→ Exercise instructions
The output must be the data, printed exactly as written.

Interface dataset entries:
——

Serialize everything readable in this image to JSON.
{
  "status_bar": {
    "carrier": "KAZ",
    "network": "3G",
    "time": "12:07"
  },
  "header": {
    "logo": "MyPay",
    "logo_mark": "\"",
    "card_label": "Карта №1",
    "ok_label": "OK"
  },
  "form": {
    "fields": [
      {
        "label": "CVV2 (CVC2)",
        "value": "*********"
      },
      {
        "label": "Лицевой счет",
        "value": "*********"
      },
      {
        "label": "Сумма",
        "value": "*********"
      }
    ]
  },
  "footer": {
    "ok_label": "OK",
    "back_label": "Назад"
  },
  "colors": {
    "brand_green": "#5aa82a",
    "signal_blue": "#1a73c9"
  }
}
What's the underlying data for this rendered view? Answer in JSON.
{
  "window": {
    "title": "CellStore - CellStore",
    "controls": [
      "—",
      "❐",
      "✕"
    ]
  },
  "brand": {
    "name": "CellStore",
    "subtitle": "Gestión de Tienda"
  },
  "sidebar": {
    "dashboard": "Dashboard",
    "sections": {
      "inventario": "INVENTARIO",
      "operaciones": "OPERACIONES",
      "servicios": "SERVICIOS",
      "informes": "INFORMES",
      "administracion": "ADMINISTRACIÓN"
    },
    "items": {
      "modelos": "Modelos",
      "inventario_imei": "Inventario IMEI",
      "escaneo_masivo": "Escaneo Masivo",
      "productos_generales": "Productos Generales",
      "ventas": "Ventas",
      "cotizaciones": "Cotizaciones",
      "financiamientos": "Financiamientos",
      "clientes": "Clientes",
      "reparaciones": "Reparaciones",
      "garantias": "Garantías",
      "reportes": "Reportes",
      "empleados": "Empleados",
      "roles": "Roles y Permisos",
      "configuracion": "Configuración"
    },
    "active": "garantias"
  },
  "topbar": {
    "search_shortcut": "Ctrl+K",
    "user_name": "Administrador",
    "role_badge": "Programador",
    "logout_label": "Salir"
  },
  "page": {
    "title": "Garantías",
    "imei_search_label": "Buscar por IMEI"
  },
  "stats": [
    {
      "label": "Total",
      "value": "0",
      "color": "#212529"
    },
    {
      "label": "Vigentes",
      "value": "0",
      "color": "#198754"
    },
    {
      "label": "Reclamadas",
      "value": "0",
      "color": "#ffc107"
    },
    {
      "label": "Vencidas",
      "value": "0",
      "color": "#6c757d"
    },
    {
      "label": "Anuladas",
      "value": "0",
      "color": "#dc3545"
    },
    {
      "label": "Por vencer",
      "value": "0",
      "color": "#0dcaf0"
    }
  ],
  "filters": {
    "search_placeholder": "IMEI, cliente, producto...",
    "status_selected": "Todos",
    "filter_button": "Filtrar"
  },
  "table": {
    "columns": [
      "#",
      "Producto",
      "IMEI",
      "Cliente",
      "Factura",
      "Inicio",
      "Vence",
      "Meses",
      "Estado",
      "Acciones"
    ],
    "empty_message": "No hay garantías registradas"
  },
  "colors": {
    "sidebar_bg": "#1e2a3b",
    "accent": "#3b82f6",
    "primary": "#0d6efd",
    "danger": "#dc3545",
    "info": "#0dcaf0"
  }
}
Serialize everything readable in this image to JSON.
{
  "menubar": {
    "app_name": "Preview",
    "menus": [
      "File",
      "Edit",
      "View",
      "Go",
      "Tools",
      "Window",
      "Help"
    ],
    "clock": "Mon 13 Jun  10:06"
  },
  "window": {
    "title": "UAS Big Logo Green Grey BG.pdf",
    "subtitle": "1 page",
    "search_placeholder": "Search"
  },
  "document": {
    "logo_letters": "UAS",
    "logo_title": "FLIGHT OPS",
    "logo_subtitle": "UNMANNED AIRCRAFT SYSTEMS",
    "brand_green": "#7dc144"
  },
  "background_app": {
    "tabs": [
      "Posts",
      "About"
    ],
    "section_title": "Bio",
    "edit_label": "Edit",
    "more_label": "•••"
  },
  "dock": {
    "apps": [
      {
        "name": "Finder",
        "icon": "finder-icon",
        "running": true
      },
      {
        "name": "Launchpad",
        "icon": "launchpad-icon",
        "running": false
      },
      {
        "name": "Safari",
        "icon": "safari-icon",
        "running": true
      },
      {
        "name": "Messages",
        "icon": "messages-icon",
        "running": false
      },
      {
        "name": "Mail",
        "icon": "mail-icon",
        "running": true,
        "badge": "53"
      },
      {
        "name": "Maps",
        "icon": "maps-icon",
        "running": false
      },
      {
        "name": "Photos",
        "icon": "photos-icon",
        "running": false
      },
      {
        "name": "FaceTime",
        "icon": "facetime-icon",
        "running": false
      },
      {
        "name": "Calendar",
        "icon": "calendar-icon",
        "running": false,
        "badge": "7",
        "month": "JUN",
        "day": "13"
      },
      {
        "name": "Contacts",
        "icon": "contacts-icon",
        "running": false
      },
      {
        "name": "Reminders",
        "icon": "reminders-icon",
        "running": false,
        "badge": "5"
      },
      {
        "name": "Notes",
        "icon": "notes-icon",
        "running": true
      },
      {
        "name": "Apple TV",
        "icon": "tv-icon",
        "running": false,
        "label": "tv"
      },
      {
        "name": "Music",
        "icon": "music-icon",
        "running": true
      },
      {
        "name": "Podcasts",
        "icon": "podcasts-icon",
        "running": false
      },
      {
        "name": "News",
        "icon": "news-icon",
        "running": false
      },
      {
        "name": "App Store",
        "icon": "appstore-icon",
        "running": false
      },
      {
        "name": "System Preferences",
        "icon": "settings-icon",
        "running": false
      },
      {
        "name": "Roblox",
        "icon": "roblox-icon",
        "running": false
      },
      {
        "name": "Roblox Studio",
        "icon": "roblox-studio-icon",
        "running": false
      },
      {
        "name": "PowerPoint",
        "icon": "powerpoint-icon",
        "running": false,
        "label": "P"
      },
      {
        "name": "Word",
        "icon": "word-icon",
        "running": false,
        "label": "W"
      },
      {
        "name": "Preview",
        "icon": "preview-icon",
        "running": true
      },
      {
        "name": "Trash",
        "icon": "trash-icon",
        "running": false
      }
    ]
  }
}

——

→ Task result
Serialize everything readable in this image to JSON.
{
  "status_bar": {
    "carrier": "KAZ",
    "network": "3G",
    "time": "12:07"
  },
  "header": {
    "logo": "MyPay",
    "logo_mark": "\"",
    "card_label": "Карта №1",
    "ok_label": "OK"
  },
  "form": {
    "fields": [
      {
        "label": "CVV2 (CVC2)",
        "value": "*********"
      },
      {
        "label": "Лицевой счет",
        "value": "*********"
      },
      {
        "label": "Сумма",
        "value": "*********"
      }
    ]
  },
  "footer": {
    "ok_label": "OK",
    "back_label": "Назад"
  },
  "colors": {
    "brand_green": "#5aa82a",
    "signal_blue": "#1a73c9"
  }
}
What's the underlying data for this rendered view? Answer in JSON.
{
  "window": {
    "title": "CellStore - CellStore",
    "controls": [
      "—",
      "❐",
      "✕"
    ]
  },
  "brand": {
    "name": "CellStore",
    "subtitle": "Gestión de Tienda"
  },
  "sidebar": {
    "dashboard": "Dashboard",
    "sections": {
      "inventario": "INVENTARIO",
      "operaciones": "OPERACIONES",
      "servicios": "SERVICIOS",
      "informes": "INFORMES",
      "administracion": "ADMINISTRACIÓN"
    },
    "items": {
      "modelos": "Modelos",
      "inventario_imei": "Inventario IMEI",
      "escaneo_masivo": "Escaneo Masivo",
      "productos_generales": "Productos Generales",
      "ventas": "Ventas",
      "cotizaciones": "Cotizaciones",
      "financiamientos": "Financiamientos",
      "clientes": "Clientes",
      "reparaciones": "Reparaciones",
      "garantias": "Garantías",
      "reportes": "Reportes",
      "empleados": "Empleados",
      "roles": "Roles y Permisos",
      "configuracion": "Configuración"
    },
    "active": "garantias"
  },
  "topbar": {
    "search_shortcut": "Ctrl+K",
    "user_name": "Administrador",
    "role_badge": "Programador",
    "logout_label": "Salir"
  },
  "page": {
    "title": "Garantías",
    "imei_search_label": "Buscar por IMEI"
  },
  "stats": [
    {
      "label": "Total",
      "value": "0",
      "color": "#212529"
    },
    {
      "label": "Vigentes",
      "value": "0",
      "color": "#198754"
    },
    {
      "label": "Reclamadas",
      "value": "0",
      "color": "#ffc107"
    },
    {
      "label": "Vencidas",
      "value": "0",
      "color": "#6c757d"
    },
    {
      "label": "Anuladas",
      "value": "0",
      "color": "#dc3545"
    },
    {
      "label": "Por vencer",
      "value": "0",
      "color": "#0dcaf0"
    }
  ],
  "filters": {
    "search_placeholder": "IMEI, cliente, producto...",
    "status_selected": "Todos",
    "filter_button": "Filtrar"
  },
  "table": {
    "columns": [
      "#",
      "Producto",
      "IMEI",
      "Cliente",
      "Factura",
      "Inicio",
      "Vence",
      "Meses",
      "Estado",
      "Acciones"
    ],
    "empty_message": "No hay garantías registradas"
  },
  "colors": {
    "sidebar_bg": "#1e2a3b",
    "accent": "#3b82f6",
    "primary": "#0d6efd",
    "danger": "#dc3545",
    "info": "#0dcaf0"
  }
}
Serialize everything readable in this image to JSON.
{
  "menubar": {
    "app_name": "Preview",
    "menus": [
      "File",
      "Edit",
      "View",
      "Go",
      "Tools",
      "Window",
      "Help"
    ],
    "clock": "Mon 13 Jun  10:06"
  },
  "window": {
    "title": "UAS Big Logo Green Grey BG.pdf",
    "subtitle": "1 page",
    "search_placeholder": "Search"
  },
  "document": {
    "logo_letters": "UAS",
    "logo_title": "FLIGHT OPS",
    "logo_subtitle": "UNMANNED AIRCRAFT SYSTEMS",
    "brand_green": "#7dc144"
  },
  "background_app": {
    "tabs": [
      "Posts",
      "About"
    ],
    "section_title": "Bio",
    "edit_label": "Edit",
    "more_label": "•••"
  },
  "dock": {
    "apps": [
      {
        "name": "Finder",
        "icon": "finder-icon",
        "running": true
      },
      {
        "name": "Launchpad",
        "icon": "launchpad-icon",
        "running": false
      },
      {
        "name": "Safari",
        "icon": "safari-icon",
        "running": true
      },
      {
        "name": "Messages",
        "icon": "messages-icon",
        "running": false
      },
      {
        "name": "Mail",
        "icon": "mail-icon",
        "running": true,
        "badge": "53"
      },
      {
        "name": "Maps",
        "icon": "maps-icon",
        "running": false
      },
      {
        "name": "Photos",
        "icon": "photos-icon",
        "running": false
      },
      {
        "name": "FaceTime",
        "icon": "facetime-icon",
        "running": false
      },
      {
        "name": "Calendar",
        "icon": "calendar-icon",
        "running": false,
        "badge": "7",
        "month": "JUN",
        "day": "13"
      },
      {
        "name": "Contacts",
        "icon": "contacts-icon",
        "running": false
      },
      {
        "name": "Reminders",
        "icon": "reminders-icon",
        "running": false,
        "badge": "5"
      },
      {
        "name": "Notes",
        "icon": "notes-icon",
        "running": true
      },
      {
        "name": "Apple TV",
        "icon": "tv-icon",
        "running": false,
        "label": "tv"
      },
      {
        "name": "Music",
        "icon": "music-icon",
        "running": true
      },
      {
        "name": "Podcasts",
        "icon": "podcasts-icon",
        "running": false
      },
      {
        "name": "News",
        "icon": "news-icon",
        "running": false
      },
      {
        "name": "App Store",
        "icon": "appstore-icon",
        "running": false
      },
      {
        "name": "System Preferences",
        "icon": "settings-icon",
        "running": false
      },
      {
        "name": "Roblox",
        "icon": "roblox-icon",
        "running": false
      },
      {
        "name": "Roblox Studio",
        "icon": "roblox-studio-icon",
        "running": false
      },
      {
        "name": "PowerPoint",
        "icon": "powerpoint-icon",
        "running": false,
        "label": "P"
      },
      {
        "name": "Word",
        "icon": "word-icon",
        "running": false,
        "label": "W"
      },
      {
        "name": "Preview",
        "icon": "preview-icon",
        "running": true
      },
      {
        "name": "Trash",
        "icon": "trash-icon",
        "running": false
      }
    ]
  }
}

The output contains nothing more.